Work request — Reading the records beneath this task, work out how many lines contain the word "from" and reply with only that number.

Data entries

Content starts

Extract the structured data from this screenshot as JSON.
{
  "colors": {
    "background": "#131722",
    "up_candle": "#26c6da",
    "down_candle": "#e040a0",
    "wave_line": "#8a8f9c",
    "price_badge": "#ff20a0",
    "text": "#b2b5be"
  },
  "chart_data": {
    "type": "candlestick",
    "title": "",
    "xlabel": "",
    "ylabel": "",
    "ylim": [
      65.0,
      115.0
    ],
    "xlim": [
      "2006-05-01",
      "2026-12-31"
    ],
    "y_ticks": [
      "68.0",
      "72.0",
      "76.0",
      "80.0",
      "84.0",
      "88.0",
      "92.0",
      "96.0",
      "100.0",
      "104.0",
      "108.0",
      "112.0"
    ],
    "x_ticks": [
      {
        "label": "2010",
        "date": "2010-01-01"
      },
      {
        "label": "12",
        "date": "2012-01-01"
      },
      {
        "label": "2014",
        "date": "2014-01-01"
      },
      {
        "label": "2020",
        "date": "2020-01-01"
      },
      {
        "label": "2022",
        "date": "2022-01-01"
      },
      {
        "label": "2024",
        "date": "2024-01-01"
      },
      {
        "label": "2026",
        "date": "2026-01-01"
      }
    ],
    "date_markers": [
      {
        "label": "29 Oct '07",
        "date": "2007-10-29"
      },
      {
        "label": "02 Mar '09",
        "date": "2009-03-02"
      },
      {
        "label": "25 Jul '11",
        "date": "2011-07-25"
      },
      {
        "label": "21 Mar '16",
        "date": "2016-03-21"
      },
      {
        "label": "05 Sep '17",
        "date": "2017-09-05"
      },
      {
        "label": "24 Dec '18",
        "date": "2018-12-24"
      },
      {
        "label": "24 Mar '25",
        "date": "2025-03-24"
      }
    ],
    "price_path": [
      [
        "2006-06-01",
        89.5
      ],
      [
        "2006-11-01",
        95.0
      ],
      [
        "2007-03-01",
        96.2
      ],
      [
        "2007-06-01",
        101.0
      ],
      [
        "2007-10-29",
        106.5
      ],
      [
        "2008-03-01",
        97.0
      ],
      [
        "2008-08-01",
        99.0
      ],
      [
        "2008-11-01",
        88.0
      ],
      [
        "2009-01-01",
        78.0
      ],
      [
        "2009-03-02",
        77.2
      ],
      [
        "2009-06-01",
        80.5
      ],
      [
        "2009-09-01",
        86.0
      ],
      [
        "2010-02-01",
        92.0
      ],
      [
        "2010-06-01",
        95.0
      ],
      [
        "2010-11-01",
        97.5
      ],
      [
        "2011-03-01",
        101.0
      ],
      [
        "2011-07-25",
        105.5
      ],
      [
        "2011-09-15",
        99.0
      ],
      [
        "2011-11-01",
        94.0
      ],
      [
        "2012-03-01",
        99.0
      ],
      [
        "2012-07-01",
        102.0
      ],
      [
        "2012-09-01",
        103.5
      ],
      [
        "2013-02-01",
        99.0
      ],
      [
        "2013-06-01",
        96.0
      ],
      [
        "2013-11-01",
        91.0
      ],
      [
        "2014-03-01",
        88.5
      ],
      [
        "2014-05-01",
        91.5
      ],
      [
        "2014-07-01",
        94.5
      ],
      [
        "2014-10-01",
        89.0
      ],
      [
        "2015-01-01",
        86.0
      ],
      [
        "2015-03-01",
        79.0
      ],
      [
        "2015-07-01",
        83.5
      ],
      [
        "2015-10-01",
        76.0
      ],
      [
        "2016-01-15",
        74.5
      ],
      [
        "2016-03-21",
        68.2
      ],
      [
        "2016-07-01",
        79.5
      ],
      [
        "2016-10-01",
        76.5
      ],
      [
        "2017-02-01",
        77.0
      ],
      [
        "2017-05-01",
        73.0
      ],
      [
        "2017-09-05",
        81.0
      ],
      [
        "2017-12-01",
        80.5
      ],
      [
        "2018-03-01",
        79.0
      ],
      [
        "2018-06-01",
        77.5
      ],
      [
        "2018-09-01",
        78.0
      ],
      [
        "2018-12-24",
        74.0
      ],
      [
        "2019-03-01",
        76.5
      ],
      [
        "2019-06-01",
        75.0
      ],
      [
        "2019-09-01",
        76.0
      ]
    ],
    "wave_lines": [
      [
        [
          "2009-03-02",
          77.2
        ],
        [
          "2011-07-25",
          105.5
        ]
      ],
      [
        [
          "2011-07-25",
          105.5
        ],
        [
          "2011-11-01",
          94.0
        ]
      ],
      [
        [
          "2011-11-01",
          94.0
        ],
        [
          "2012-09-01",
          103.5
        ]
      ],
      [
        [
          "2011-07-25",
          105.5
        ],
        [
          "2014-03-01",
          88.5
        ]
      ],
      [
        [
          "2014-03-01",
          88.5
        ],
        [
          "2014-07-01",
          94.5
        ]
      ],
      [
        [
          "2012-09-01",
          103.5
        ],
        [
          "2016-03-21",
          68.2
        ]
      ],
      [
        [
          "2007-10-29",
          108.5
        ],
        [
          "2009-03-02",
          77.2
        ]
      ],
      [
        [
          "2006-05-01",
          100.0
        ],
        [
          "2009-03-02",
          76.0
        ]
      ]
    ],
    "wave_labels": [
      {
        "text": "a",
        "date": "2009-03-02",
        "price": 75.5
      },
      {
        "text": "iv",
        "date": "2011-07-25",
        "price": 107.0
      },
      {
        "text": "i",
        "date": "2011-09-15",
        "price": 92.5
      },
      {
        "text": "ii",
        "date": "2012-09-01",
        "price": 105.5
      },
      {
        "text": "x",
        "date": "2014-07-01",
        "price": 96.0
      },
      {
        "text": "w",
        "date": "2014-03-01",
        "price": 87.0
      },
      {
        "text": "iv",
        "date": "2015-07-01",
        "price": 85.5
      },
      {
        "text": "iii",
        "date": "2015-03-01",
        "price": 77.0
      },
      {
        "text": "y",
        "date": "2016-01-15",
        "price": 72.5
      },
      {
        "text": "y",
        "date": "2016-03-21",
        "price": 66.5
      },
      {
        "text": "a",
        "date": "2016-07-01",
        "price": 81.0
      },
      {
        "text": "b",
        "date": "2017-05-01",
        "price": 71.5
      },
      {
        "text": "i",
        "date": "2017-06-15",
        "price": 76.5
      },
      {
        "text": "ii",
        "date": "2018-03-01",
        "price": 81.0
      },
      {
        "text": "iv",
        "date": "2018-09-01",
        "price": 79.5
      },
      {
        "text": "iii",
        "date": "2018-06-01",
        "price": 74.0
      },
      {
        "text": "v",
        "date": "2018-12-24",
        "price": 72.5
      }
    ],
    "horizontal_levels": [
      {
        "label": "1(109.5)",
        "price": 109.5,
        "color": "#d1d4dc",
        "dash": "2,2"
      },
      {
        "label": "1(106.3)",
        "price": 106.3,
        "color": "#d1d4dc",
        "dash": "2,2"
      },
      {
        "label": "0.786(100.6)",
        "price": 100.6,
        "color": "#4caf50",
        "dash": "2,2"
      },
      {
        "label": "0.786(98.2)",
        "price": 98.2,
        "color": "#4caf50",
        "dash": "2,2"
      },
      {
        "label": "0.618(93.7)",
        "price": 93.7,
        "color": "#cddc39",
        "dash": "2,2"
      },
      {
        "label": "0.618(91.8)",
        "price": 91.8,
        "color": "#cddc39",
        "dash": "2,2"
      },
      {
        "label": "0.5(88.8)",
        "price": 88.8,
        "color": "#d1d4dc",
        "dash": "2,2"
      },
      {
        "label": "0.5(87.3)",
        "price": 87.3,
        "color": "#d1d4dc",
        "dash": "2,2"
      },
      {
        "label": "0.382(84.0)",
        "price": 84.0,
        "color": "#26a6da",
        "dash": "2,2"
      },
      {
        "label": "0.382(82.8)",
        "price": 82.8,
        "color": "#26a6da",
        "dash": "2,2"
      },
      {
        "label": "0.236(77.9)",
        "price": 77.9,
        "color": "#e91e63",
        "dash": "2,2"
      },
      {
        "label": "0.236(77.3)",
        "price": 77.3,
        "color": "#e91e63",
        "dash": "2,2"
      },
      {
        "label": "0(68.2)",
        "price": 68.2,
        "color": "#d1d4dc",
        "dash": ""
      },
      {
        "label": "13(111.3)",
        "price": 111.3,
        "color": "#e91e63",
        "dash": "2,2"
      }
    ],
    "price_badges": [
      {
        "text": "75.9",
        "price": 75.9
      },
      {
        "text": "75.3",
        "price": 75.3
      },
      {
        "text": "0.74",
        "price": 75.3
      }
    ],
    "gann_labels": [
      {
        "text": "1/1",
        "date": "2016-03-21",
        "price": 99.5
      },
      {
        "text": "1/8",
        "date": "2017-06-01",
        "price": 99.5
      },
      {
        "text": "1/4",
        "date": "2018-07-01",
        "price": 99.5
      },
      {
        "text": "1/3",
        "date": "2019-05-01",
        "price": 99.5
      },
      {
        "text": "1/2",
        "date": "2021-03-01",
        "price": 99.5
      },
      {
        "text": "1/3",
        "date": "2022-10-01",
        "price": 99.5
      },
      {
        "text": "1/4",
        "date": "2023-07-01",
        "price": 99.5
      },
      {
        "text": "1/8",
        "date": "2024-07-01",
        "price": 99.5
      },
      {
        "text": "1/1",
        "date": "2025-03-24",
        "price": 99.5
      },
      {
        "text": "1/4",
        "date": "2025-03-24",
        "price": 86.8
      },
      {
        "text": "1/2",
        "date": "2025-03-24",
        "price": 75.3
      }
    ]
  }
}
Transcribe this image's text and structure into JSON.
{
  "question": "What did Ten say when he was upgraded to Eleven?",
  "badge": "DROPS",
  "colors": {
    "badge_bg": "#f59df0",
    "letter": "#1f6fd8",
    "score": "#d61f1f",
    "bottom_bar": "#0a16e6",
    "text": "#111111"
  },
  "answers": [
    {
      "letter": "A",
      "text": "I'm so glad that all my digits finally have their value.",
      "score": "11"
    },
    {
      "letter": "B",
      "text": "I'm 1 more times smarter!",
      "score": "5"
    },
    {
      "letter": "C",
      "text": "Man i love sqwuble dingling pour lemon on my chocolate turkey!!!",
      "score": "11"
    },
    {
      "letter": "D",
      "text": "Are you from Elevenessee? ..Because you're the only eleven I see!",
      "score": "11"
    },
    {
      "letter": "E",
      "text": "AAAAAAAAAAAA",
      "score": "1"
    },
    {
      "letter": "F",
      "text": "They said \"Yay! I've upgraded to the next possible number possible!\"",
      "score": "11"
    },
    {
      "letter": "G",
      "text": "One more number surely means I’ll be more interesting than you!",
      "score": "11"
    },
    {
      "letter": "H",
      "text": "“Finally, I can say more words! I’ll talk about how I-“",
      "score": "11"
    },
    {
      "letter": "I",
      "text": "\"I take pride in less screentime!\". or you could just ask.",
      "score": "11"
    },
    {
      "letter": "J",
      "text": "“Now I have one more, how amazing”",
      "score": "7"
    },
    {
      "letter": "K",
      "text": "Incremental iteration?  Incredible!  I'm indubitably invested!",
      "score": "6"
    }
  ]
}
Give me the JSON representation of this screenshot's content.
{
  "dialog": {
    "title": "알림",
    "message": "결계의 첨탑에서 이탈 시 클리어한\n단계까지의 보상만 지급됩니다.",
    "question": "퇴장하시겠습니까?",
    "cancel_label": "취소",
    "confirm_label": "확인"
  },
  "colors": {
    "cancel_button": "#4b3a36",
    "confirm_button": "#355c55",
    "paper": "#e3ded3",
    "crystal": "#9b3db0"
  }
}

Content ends

Response for this exercise — 2